A few weeks later, he told me that this was the hardest conversation he had ever had.


Even though I don’t remember our last Father’s Day, I remember the last Mother’s Day I spent with my dad. I called my stepmom to wish her a happy Mother’s Day.

It was May 2020, so we had been socially distancing. I had not seen her or my dad in about a month. For a while, I was visiting him on the porch, but it was a small porch, and we could not really sit 6 feet apart, so she put a stop to it, out of caution. We were all being so careful because of his recent diagnosis. I will never forget the unfairness of losing him during COVID and the time it took away from us.

But today, she told me to come to the house. She said that he had gotten worse and needed to go to the hospital. He would not go unless he saw me first. So, we broke our isolation.

When I arrived, he looked small and frail and had lost so much weight that his usually baggy pants practically fell off. He was sitting on the couch, and I sat in the chair across from him.

He asked if I had talked to my mom for Mother’s Day. I told him I tried. Her Alzheimer’s was bad by then, and she did not know who I was. We chatted about the show he was watching, Law and Order, as usual, and how much he liked Marissa Hargitay.

We talked for a few hours. I try so hard to remember what about, but I can’t. It was nothing important, just chatting, but it was so nice to see him in person instead of my daily phone call to him.

I think we both knew that it was the last time we would see each other outside of the hospital, but neither of us was willing to admit this to the other. So, we kept chatting and putting off the inevitable.

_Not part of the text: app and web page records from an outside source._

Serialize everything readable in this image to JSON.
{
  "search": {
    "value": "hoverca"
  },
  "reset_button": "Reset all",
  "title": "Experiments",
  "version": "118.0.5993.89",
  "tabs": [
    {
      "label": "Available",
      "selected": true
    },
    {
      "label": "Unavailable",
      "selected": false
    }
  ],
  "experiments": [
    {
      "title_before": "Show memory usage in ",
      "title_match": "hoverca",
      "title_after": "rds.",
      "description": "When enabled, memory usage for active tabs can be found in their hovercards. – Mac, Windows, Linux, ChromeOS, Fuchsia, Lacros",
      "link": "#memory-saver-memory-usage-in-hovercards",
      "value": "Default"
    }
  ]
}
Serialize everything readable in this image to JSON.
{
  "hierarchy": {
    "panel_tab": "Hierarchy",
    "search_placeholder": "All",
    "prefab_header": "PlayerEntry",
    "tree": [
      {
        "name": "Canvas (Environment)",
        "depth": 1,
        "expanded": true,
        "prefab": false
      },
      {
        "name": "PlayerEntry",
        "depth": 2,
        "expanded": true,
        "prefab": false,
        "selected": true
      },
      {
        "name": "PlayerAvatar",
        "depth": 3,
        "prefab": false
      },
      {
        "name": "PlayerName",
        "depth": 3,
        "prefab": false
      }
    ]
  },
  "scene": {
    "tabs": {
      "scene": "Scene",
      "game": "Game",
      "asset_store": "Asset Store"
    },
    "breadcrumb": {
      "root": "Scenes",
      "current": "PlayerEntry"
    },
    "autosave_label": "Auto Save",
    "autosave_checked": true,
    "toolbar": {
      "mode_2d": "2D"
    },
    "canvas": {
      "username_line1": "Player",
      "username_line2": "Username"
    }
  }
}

Eventually, I helped my stepmom get him to the car. I was helping him walk as she was locking the door. He fell on the steps. Thankfully, he was so light by then that it was not hard, and he didn’t hurt himself. I pulled him up, and he patted me on the back, saying, “Good job. You’re strong.”

He did not remember this when I mentioned it a few weeks later.

I walked him to the car and helped him sit down. I gave him a hug and a kiss. I could not go with him because of COVID restrictions. My stepmom had to drop him off at the door as they would not let her in. She said it was the weirdest and hardest thing for her to do.


The following month, I had my first Father’s Day, about three weeks after he passed away. I do not remember it. I am sure my son and I did something with my husband. We likely played board games, as is our favorite family activity. We could not go out to eat or to the movies, as they were all closed down. Maybe we watched a movie at home.

I was still so caught up in the grief from his death that I could not differentiate between the grief from his recent passing and the grief brought on by Father’s Day. I remember trying to push it all aside so that my husband could have a special day.

I have had four more Father’s Day since then. Each one has been a little easier. It does get better, even though I didn’t think it could. I thought “better” was for other people, not for people as close to their dad as I was. Though, I guess everyone probably thinks this.

I feel like the expectation is that things should be back to normal now. And mostly, they are, but not all the way. I did have some alone time while my husband was napping. I had time to remember my dad then, and it made me happy-sad. Which is something that only people who have been through a loss can understand.

I was happy to have the time with my dad that I did and happy to have the memories that I do, but sad to know that I will never have more of these times or any new memories. And that a lot of my memories will change and fade over time. And I felt guilty that I was not sad enough, even though I knew my dad would not want me to feel that way.


Grief is complicated on any day, but it seems even more so on holidays. Even the hallmark holidays that do not seem to have any real significance, such as these.